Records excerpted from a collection
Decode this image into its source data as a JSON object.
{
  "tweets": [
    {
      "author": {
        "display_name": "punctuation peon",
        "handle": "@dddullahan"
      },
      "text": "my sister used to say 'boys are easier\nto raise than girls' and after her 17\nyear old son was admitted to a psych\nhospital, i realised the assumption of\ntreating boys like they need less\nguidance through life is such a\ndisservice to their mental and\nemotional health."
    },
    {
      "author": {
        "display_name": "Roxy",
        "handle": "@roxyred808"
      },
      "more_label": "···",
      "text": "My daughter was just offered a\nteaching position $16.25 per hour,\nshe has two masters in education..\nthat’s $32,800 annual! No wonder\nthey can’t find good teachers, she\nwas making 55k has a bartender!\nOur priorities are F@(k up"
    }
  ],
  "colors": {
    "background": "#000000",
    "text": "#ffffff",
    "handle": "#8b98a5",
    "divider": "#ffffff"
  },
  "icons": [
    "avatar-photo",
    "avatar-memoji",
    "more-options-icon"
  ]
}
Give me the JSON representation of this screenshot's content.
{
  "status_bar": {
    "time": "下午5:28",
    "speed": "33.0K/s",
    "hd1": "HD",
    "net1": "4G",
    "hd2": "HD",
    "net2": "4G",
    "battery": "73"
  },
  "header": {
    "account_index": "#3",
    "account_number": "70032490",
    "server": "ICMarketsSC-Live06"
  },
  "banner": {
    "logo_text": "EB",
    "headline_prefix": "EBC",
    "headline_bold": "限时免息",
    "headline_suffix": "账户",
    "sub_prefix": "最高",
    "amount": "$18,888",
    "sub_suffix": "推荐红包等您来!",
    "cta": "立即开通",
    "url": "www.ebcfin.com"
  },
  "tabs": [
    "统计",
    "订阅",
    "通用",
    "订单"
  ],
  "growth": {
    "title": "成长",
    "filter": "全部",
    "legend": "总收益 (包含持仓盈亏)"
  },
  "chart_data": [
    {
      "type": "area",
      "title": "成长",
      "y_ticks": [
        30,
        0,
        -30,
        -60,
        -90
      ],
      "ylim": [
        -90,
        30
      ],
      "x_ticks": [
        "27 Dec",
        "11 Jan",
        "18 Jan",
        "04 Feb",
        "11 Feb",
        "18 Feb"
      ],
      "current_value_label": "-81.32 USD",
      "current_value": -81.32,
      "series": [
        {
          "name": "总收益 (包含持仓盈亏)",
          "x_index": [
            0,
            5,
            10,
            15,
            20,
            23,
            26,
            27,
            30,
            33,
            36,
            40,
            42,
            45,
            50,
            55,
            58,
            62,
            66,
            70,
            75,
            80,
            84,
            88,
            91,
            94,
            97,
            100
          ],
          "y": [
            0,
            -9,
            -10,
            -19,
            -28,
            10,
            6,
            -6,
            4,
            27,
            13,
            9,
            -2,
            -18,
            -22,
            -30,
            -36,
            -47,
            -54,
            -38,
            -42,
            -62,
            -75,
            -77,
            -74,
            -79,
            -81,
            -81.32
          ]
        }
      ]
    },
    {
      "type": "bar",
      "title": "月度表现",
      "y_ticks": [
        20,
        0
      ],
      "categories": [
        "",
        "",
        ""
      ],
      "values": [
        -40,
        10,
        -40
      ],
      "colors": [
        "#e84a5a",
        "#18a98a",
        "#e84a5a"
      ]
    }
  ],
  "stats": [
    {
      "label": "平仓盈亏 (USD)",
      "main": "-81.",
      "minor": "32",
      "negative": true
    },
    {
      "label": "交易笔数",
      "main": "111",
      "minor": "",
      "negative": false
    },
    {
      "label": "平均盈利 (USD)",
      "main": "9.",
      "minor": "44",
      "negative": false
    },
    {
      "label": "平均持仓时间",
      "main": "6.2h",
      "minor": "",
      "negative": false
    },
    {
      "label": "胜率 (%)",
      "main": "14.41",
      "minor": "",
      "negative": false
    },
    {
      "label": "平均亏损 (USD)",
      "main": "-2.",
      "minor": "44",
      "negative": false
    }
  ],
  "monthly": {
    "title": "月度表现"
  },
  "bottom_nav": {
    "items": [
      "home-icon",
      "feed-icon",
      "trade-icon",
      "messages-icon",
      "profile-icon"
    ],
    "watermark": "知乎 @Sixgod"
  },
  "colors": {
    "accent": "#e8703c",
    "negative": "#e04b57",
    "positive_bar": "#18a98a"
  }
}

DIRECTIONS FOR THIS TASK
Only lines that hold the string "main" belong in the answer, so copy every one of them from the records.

THE ANSWER
      "main": "-81.",
      "main": "111",
      "main": "9.",
      "main": "6.2h",
      "main": "14.41",
      "main": "-2.",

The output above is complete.